immunity has already been transferred into corn, at least in South
Potentially Valuable Species
since I'm a conservationist and preservationist, to me the most
important echo of that challenging New Year's poster was the
establishment in 1987, after eight years of frantic talking,
writing, and outright pleading, of the 350,000 acre Sierra de
Manantlan Biosphere Reserve, under the direction of the University
of Guadalajara. What
with Zea diploperennis scattered on some 900 acres of the reserve, and
nowhere else in the world, this became the first reserve
established principally for the preservation of a wild crop

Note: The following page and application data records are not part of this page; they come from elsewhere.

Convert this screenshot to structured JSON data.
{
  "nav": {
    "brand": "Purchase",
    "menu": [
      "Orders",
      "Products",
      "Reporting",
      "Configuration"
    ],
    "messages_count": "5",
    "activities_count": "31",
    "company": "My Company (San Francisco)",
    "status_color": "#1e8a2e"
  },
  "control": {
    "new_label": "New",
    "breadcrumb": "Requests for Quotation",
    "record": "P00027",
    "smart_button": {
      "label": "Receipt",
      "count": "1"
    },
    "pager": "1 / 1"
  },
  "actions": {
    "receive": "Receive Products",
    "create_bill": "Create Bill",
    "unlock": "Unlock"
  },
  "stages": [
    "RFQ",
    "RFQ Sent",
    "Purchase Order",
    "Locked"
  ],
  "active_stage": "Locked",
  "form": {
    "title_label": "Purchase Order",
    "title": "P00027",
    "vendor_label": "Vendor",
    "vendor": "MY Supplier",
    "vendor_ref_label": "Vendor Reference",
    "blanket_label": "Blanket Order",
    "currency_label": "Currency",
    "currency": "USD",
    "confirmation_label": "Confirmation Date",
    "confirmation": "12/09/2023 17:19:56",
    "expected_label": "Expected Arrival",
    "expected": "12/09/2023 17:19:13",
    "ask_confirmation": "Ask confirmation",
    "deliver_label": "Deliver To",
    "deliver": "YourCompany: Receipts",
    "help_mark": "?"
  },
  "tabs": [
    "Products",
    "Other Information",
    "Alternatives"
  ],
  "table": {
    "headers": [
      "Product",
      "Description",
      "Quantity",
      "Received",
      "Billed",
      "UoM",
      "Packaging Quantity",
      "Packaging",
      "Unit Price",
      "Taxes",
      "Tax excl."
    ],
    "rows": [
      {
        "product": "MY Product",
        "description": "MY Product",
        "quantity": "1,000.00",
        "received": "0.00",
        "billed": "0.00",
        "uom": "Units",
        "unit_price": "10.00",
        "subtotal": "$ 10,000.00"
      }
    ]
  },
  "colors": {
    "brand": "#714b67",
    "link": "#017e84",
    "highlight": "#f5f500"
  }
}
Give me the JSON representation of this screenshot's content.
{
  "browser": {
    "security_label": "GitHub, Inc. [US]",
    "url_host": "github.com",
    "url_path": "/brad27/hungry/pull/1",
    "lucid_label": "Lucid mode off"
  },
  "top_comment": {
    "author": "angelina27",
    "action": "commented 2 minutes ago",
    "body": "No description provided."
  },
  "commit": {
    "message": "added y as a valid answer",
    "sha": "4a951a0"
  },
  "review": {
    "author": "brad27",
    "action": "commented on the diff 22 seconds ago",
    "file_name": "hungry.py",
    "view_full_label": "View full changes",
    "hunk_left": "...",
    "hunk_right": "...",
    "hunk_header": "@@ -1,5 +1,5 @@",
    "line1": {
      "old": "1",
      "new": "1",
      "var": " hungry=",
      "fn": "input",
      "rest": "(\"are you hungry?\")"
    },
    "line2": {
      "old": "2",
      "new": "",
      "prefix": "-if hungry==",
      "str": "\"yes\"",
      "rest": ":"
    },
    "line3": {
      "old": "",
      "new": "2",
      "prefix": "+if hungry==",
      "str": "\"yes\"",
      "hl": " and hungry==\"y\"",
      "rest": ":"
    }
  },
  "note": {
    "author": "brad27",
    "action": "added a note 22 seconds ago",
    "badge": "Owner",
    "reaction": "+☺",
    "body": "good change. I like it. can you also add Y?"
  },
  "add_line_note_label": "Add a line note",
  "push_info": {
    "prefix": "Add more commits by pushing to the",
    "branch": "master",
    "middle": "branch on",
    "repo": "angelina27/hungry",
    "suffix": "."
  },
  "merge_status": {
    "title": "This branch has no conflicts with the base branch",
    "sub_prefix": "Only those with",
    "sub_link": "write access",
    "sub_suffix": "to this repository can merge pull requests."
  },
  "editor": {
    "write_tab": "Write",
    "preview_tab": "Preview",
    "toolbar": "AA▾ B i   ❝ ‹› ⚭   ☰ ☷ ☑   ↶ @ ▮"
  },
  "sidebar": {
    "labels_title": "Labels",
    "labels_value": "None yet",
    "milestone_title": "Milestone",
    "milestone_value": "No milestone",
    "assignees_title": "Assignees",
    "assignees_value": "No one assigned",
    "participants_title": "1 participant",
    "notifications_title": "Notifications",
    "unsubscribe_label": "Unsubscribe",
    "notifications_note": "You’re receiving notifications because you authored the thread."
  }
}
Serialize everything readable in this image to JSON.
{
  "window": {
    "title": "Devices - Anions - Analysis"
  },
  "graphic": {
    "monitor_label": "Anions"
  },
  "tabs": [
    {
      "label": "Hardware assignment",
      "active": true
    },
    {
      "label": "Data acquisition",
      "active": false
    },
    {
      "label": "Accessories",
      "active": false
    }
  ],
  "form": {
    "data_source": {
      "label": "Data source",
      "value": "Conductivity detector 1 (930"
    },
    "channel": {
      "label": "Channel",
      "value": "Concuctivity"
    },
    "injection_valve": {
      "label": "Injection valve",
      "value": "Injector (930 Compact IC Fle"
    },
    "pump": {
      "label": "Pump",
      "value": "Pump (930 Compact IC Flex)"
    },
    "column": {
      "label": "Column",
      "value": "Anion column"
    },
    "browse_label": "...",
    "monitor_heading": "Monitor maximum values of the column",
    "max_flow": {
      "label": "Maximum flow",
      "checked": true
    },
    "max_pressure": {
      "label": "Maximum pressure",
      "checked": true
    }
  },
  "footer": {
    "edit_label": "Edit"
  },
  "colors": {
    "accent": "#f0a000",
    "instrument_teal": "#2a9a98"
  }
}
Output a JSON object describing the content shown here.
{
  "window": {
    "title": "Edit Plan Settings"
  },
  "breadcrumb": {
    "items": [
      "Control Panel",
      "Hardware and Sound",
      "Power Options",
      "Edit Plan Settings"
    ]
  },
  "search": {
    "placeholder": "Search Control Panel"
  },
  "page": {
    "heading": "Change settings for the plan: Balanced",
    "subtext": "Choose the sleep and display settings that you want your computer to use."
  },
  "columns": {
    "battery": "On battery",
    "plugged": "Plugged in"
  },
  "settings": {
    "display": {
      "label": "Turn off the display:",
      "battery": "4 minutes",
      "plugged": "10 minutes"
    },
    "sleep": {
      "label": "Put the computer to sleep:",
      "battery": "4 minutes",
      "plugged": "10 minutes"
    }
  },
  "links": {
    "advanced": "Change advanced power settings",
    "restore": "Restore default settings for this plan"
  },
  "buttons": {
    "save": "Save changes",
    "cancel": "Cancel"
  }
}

Sierra de Manantlan reserve stretches up from tropical forests at
the base, to oak and oak-pine on its slopes, and cloud forests on
the top. Its
biological diversity is enormous:
although the reserve is only about 1 percent of the size of
Wisconsin, it has one-third-again as many higher plant
this botanical treasure-house is threatened by increasing
population pressures from neighbors who depend on it for wood,
pasture, and water.
final result of that not-quite-accurate New Year's poster was to
start a long, fruitful collaboration between University of
Guadalajara and the University of Wisconsin, in which more than a
dozen students have come here, many, including Rafael Guzman,
for advanced degrees.
have I learned from all this?
With botanical exploration, you can never tell what
you’ll find---or where you’ll find it.
Genetics, now almost the archetypal high-tech science, is
still dependent on information that plants and animals have been
storing up since the beginning of life. When we need a corn that resists a new leaf blight or virus,
we may be forced to turn to the "living library" of corn
relatives, the teosintes. And
if we allow that library to be destroyed--or if we stop
communicating with the people who know where the "books"
live and what they contain--our children may be faced with
disaster that they will not be able to survive.
Carol Bartz, the CEO of Autodesk, Inc., a software company, said
recently, "Most of us are put on this Earth to do one simple
thing--and that is to be a good ancestor."
Both from a biological and moral standpoint, we cannot,
must not, do less.